== Segment start ==

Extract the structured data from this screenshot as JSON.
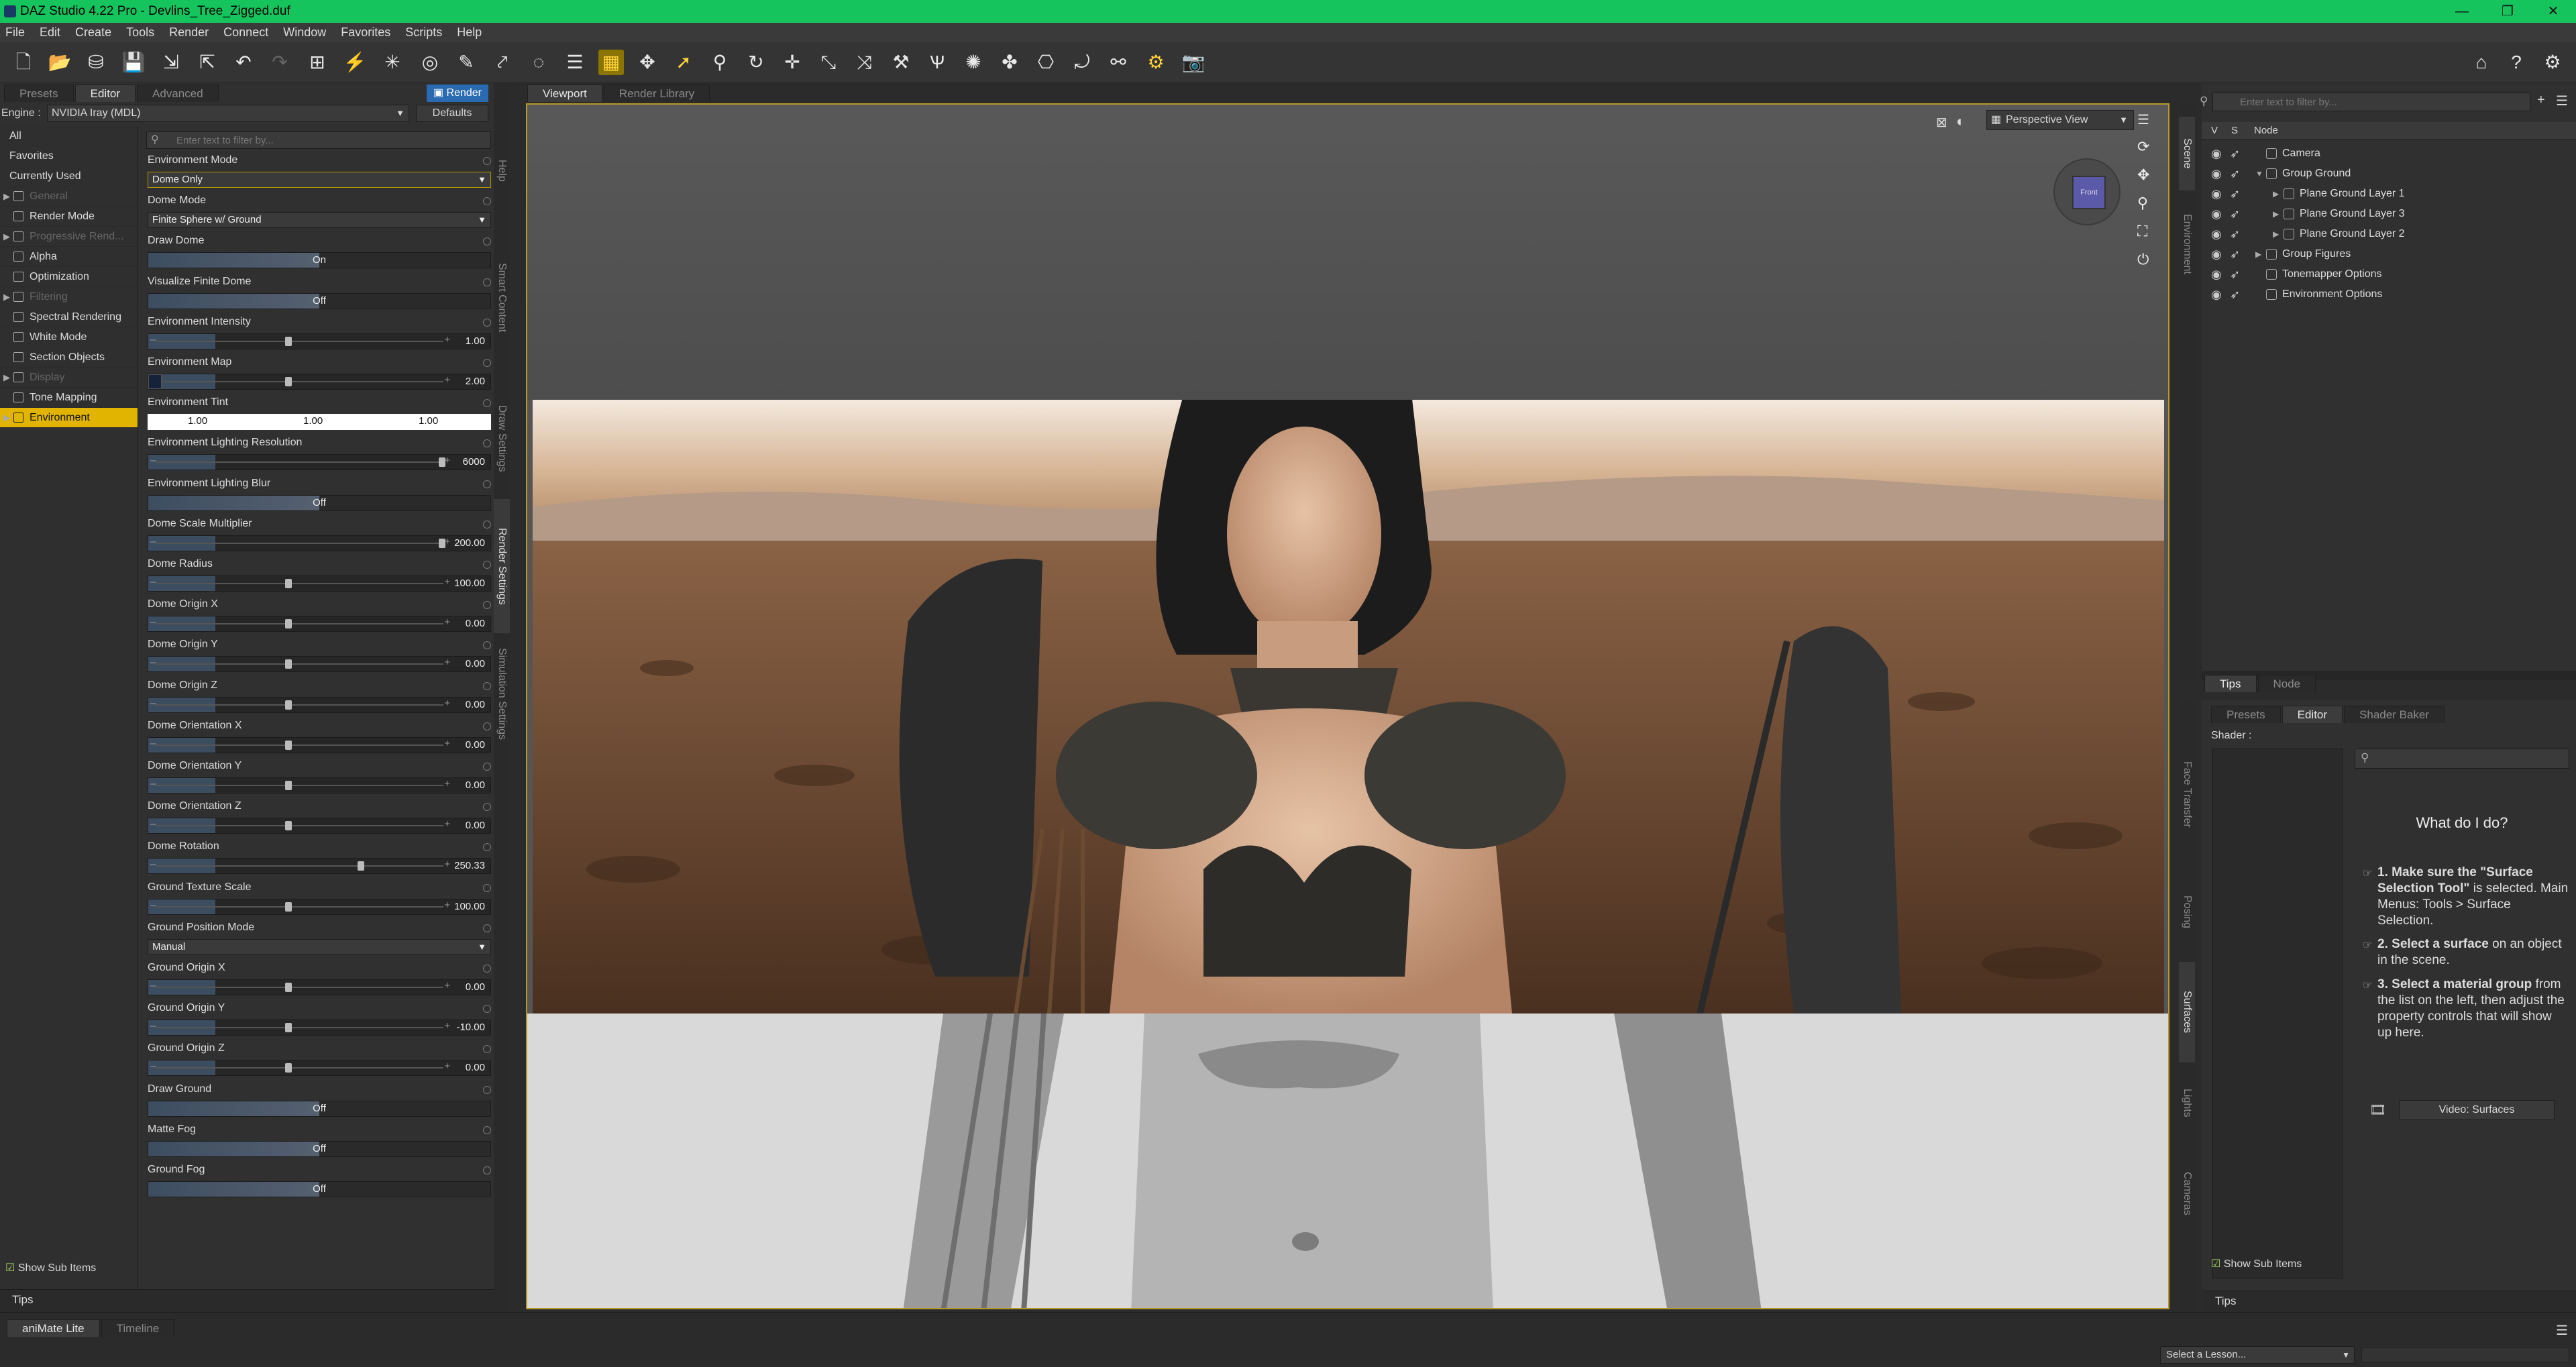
{
  "window": {
    "title": "DAZ Studio 4.22 Pro - Devlins_Tree_Zigged.duf",
    "controls": [
      "—",
      "❐",
      "✕"
    ]
  },
  "menu": [
    "File",
    "Edit",
    "Create",
    "Tools",
    "Render",
    "Connect",
    "Window",
    "Favorites",
    "Scripts",
    "Help"
  ],
  "left_panel": {
    "tabs": [
      "Presets",
      "Editor",
      "Advanced"
    ],
    "render_button": "Render",
    "engine_label": "Engine :",
    "engine_value": "NVIDIA Iray (MDL)",
    "defaults_button": "Defaults",
    "filter_placeholder": "Enter text to filter by...",
    "categories": [
      {
        "label": "All",
        "type": "plain"
      },
      {
        "label": "Favorites",
        "type": "plain"
      },
      {
        "label": "Currently Used",
        "type": "plain"
      },
      {
        "label": "General",
        "type": "dim",
        "expander": true
      },
      {
        "label": "Render Mode",
        "type": "normal"
      },
      {
        "label": "Progressive Rend...",
        "type": "dim",
        "expander": true
      },
      {
        "label": "Alpha",
        "type": "normal"
      },
      {
        "label": "Optimization",
        "type": "normal"
      },
      {
        "label": "Filtering",
        "type": "dim",
        "expander": true
      },
      {
        "label": "Spectral Rendering",
        "type": "normal"
      },
      {
        "label": "White Mode",
        "type": "normal"
      },
      {
        "label": "Section Objects",
        "type": "normal"
      },
      {
        "label": "Display",
        "type": "dim",
        "expander": true
      },
      {
        "label": "Tone Mapping",
        "type": "normal"
      },
      {
        "label": "Environment",
        "type": "selected",
        "expander": true
      }
    ],
    "properties": [
      {
        "label": "Environment Mode",
        "kind": "dropdown",
        "value": "Dome Only",
        "highlight": true
      },
      {
        "label": "Dome Mode",
        "kind": "dropdown",
        "value": "Finite Sphere w/ Ground"
      },
      {
        "label": "Draw Dome",
        "kind": "toggle",
        "value": "On"
      },
      {
        "label": "Visualize Finite Dome",
        "kind": "toggle",
        "value": "Off"
      },
      {
        "label": "Environment Intensity",
        "kind": "slider",
        "value": "1.00",
        "pos": 0.45
      },
      {
        "label": "Environment Map",
        "kind": "slider",
        "value": "2.00",
        "pos": 0.45,
        "swatch": true
      },
      {
        "label": "Environment Tint",
        "kind": "tint",
        "values": [
          "1.00",
          "1.00",
          "1.00"
        ]
      },
      {
        "label": "Environment Lighting Resolution",
        "kind": "slider",
        "value": "6000",
        "pos": 0.98
      },
      {
        "label": "Environment Lighting Blur",
        "kind": "toggle",
        "value": "Off"
      },
      {
        "label": "Dome Scale Multiplier",
        "kind": "slider",
        "value": "200.00",
        "pos": 0.98
      },
      {
        "label": "Dome Radius",
        "kind": "slider",
        "value": "100.00",
        "pos": 0.45
      },
      {
        "label": "Dome Origin X",
        "kind": "slider",
        "value": "0.00",
        "pos": 0.45
      },
      {
        "label": "Dome Origin Y",
        "kind": "slider",
        "value": "0.00",
        "pos": 0.45
      },
      {
        "label": "Dome Origin Z",
        "kind": "slider",
        "value": "0.00",
        "pos": 0.45
      },
      {
        "label": "Dome Orientation X",
        "kind": "slider",
        "value": "0.00",
        "pos": 0.45
      },
      {
        "label": "Dome Orientation Y",
        "kind": "slider",
        "value": "0.00",
        "pos": 0.45
      },
      {
        "label": "Dome Orientation Z",
        "kind": "slider",
        "value": "0.00",
        "pos": 0.45
      },
      {
        "label": "Dome Rotation",
        "kind": "slider",
        "value": "250.33",
        "pos": 0.7
      },
      {
        "label": "Ground Texture Scale",
        "kind": "slider",
        "value": "100.00",
        "pos": 0.45
      },
      {
        "label": "Ground Position Mode",
        "kind": "dropdown",
        "value": "Manual"
      },
      {
        "label": "Ground Origin X",
        "kind": "slider",
        "value": "0.00",
        "pos": 0.45
      },
      {
        "label": "Ground Origin Y",
        "kind": "slider",
        "value": "-10.00",
        "pos": 0.45
      },
      {
        "label": "Ground Origin Z",
        "kind": "slider",
        "value": "0.00",
        "pos": 0.45
      },
      {
        "label": "Draw Ground",
        "kind": "toggle",
        "value": "Off"
      },
      {
        "label": "Matte Fog",
        "kind": "toggle",
        "value": "Off"
      },
      {
        "label": "Ground Fog",
        "kind": "toggle",
        "value": "Off"
      }
    ],
    "show_sub_items": "Show Sub Items",
    "tips_tab": "Tips",
    "side_tabs": [
      "Help",
      "Smart Content",
      "Draw Settings",
      "Render Settings",
      "Simulation Settings"
    ]
  },
  "viewport": {
    "tabs": [
      "Viewport",
      "Render Library"
    ],
    "view_selector": "Perspective View",
    "nav_cube_label": "Front"
  },
  "scene": {
    "side_tabs": [
      "Scene",
      "Environment"
    ],
    "filter_placeholder": "Enter text to filter by...",
    "columns": [
      "V",
      "S",
      "Node"
    ],
    "nodes": [
      {
        "label": "Camera",
        "depth": 0,
        "expander": false
      },
      {
        "label": "Group Ground",
        "depth": 0,
        "expander": true,
        "open": true
      },
      {
        "label": "Plane Ground Layer 1",
        "depth": 1,
        "expander": true
      },
      {
        "label": "Plane Ground Layer 3",
        "depth": 1,
        "expander": true
      },
      {
        "label": "Plane Ground Layer 2",
        "depth": 1,
        "expander": true
      },
      {
        "label": "Group Figures",
        "depth": 0,
        "expander": true
      },
      {
        "label": "Tonemapper Options",
        "depth": 0,
        "expander": false
      },
      {
        "label": "Environment Options",
        "depth": 0,
        "expander": false
      }
    ],
    "bottom_tabs": [
      "Tips",
      "Node"
    ]
  },
  "surfaces": {
    "tabs": [
      "Presets",
      "Editor",
      "Shader Baker"
    ],
    "shader_label": "Shader :",
    "side_tabs": [
      "Face Transfer",
      "Posing",
      "Surfaces",
      "Lights",
      "Cameras"
    ],
    "heading": "What do I do?",
    "steps": [
      {
        "num": "1.",
        "bold": "Make sure the \"Surface Selection Tool\"",
        "rest": " is selected. Main Menus: Tools > Surface Selection."
      },
      {
        "num": "2.",
        "bold": "Select a surface",
        "rest": " on an object in the scene."
      },
      {
        "num": "3.",
        "bold": "Select a material group",
        "rest": " from the list on the left, then adjust the property controls that will show up here."
      }
    ],
    "video_button": "Video: Surfaces",
    "show_sub_items": "Show Sub Items",
    "tips_tab": "Tips"
  },
  "bottom": {
    "tabs": [
      "aniMate Lite",
      "Timeline"
    ],
    "lesson_select": "Select a Lesson..."
  }
}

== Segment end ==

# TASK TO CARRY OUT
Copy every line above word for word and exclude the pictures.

# EXERCISE ANSWER
Extract the structured data from this screenshot as JSON.
{
  "window": {
    "title": "DAZ Studio 4.22 Pro - Devlins_Tree_Zigged.duf",
    "controls": [
      "—",
      "❐",
      "✕"
    ]
  },
  "menu": [
    "File",
    "Edit",
    "Create",
    "Tools",
    "Render",
    "Connect",
    "Window",
    "Favorites",
    "Scripts",
    "Help"
  ],
  "left_panel": {
    "tabs": [
      "Presets",
      "Editor",
      "Advanced"
    ],
    "render_button": "Render",
    "engine_label": "Engine :",
    "engine_value": "NVIDIA Iray (MDL)",
    "defaults_button": "Defaults",
    "filter_placeholder": "Enter text to filter by...",
    "categories": [
      {
        "label": "All",
        "type": "plain"
      },
      {
        "label": "Favorites",
        "type": "plain"
      },
      {
        "label": "Currently Used",
        "type": "plain"
      },
      {
        "label": "General",
        "type": "dim",
        "expander": true
      },
      {
        "label": "Render Mode",
        "type": "normal"
      },
      {
        "label": "Progressive Rend...",
        "type": "dim",
        "expander": true
      },
      {
        "label": "Alpha",
        "type": "normal"
      },
      {
        "label": "Optimization",
        "type": "normal"
      },
      {
        "label": "Filtering",
        "type": "dim",
        "expander": true
      },
      {
        "label": "Spectral Rendering",
        "type": "normal"
      },
      {
        "label": "White Mode",
        "type": "normal"
      },
      {
        "label": "Section Objects",
        "type": "normal"
      },
      {
        "label": "Display",
        "type": "dim",
        "expander": true
      },
      {
        "label": "Tone Mapping",
        "type": "normal"
      },
      {
        "label": "Environment",
        "type": "selected",
        "expander": true
      }
    ],
    "properties": [
      {
        "label": "Environment Mode",
        "kind": "dropdown",
        "value": "Dome Only",
        "highlight": true
      },
      {
        "label": "Dome Mode",
        "kind": "dropdown",
        "value": "Finite Sphere w/ Ground"
      },
      {
        "label": "Draw Dome",
        "kind": "toggle",
        "value": "On"
      },
      {
        "label": "Visualize Finite Dome",
        "kind": "toggle",
        "value": "Off"
      },
      {
        "label": "Environment Intensity",
        "kind": "slider",
        "value": "1.00",
        "pos": 0.45
      },
      {
        "label": "Environment Map",
        "kind": "slider",
        "value": "2.00",
        "pos": 0.45,
        "swatch": true
      },
      {
        "label": "Environment Tint",
        "kind": "tint",
        "values": [
          "1.00",
          "1.00",
          "1.00"
        ]
      },
      {
        "label": "Environment Lighting Resolution",
        "kind": "slider",
        "value": "6000",
        "pos": 0.98
      },
      {
        "label": "Environment Lighting Blur",
        "kind": "toggle",
        "value": "Off"
      },
      {
        "label": "Dome Scale Multiplier",
        "kind": "slider",
        "value": "200.00",
        "pos": 0.98
      },
      {
        "label": "Dome Radius",
        "kind": "slider",
        "value": "100.00",
        "pos": 0.45
      },
      {
        "label": "Dome Origin X",
        "kind": "slider",
        "value": "0.00",
        "pos": 0.45
      },
      {
        "label": "Dome Origin Y",
        "kind": "slider",
        "value": "0.00",
        "pos": 0.45
      },
      {
        "label": "Dome Origin Z",
        "kind": "slider",
        "value": "0.00",
        "pos": 0.45
      },
      {
        "label": "Dome Orientation X",
        "kind": "slider",
        "value": "0.00",
        "pos": 0.45
      },
      {
        "label": "Dome Orientation Y",
        "kind": "slider",
        "value": "0.00",
        "pos": 0.45
      },
      {
        "label": "Dome Orientation Z",
        "kind": "slider",
        "value": "0.00",
        "pos": 0.45
      },
      {
        "label": "Dome Rotation",
        "kind": "slider",
        "value": "250.33",
        "pos": 0.7
      },
      {
        "label": "Ground Texture Scale",
        "kind": "slider",
        "value": "100.00",
        "pos": 0.45
      },
      {
        "label": "Ground Position Mode",
        "kind": "dropdown",
        "value": "Manual"
      },
      {
        "label": "Ground Origin X",
        "kind": "slider",
        "value": "0.00",
        "pos": 0.45
      },
      {
        "label": "Ground Origin Y",
        "kind": "slider",
        "value": "-10.00",
        "pos": 0.45
      },
      {
        "label": "Ground Origin Z",
        "kind": "slider",
        "value": "0.00",
        "pos": 0.45
      },
      {
        "label": "Draw Ground",
        "kind": "toggle",
        "value": "Off"
      },
      {
        "label": "Matte Fog",
        "kind": "toggle",
        "value": "Off"
      },
      {
        "label": "Ground Fog",
        "kind": "toggle",
        "value": "Off"
      }
    ],
    "show_sub_items": "Show Sub Items",
    "tips_tab": "Tips",
    "side_tabs": [
      "Help",
      "Smart Content",
      "Draw Settings",
      "Render Settings",
      "Simulation Settings"
    ]
  },
  "viewport": {
    "tabs": [
      "Viewport",
      "Render Library"
    ],
    "view_selector": "Perspective View",
    "nav_cube_label": "Front"
  },
  "scene": {
    "side_tabs": [
      "Scene",
      "Environment"
    ],
    "filter_placeholder": "Enter text to filter by...",
    "columns": [
      "V",
      "S",
      "Node"
    ],
    "nodes": [
      {
        "label": "Camera",
        "depth": 0,
        "expander": false
      },
      {
        "label": "Group Ground",
        "depth": 0,
        "expander": true,
        "open": true
      },
      {
        "label": "Plane Ground Layer 1",
        "depth": 1,
        "expander": true
      },
      {
        "label": "Plane Ground Layer 3",
        "depth": 1,
        "expander": true
      },
      {
        "label": "Plane Ground Layer 2",
        "depth": 1,
        "expander": true
      },
      {
        "label": "Group Figures",
        "depth": 0,
        "expander": true
      },
      {
        "label": "Tonemapper Options",
        "depth": 0,
        "expander": false
      },
      {
        "label": "Environment Options",
        "depth": 0,
        "expander": false
      }
    ],
    "bottom_tabs": [
      "Tips",
      "Node"
    ]
  },
  "surfaces": {
    "tabs": [
      "Presets",
      "Editor",
      "Shader Baker"
    ],
    "shader_label": "Shader :",
    "side_tabs": [
      "Face Transfer",
      "Posing",
      "Surfaces",
      "Lights",
      "Cameras"
    ],
    "heading": "What do I do?",
    "steps": [
      {
        "num": "1.",
        "bold": "Make sure the \"Surface Selection Tool\"",
        "rest": " is selected. Main Menus: Tools > Surface Selection."
      },
      {
        "num": "2.",
        "bold": "Select a surface",
        "rest": " on an object in the scene."
      },
      {
        "num": "3.",
        "bold": "Select a material group",
        "rest": " from the list on the left, then adjust the property controls that will show up here."
      }
    ],
    "video_button": "Video: Surfaces",
    "show_sub_items": "Show Sub Items",
    "tips_tab": "Tips"
  },
  "bottom": {
    "tabs": [
      "aniMate Lite",
      "Timeline"
    ],
    "lesson_select": "Select a Lesson..."
  }
}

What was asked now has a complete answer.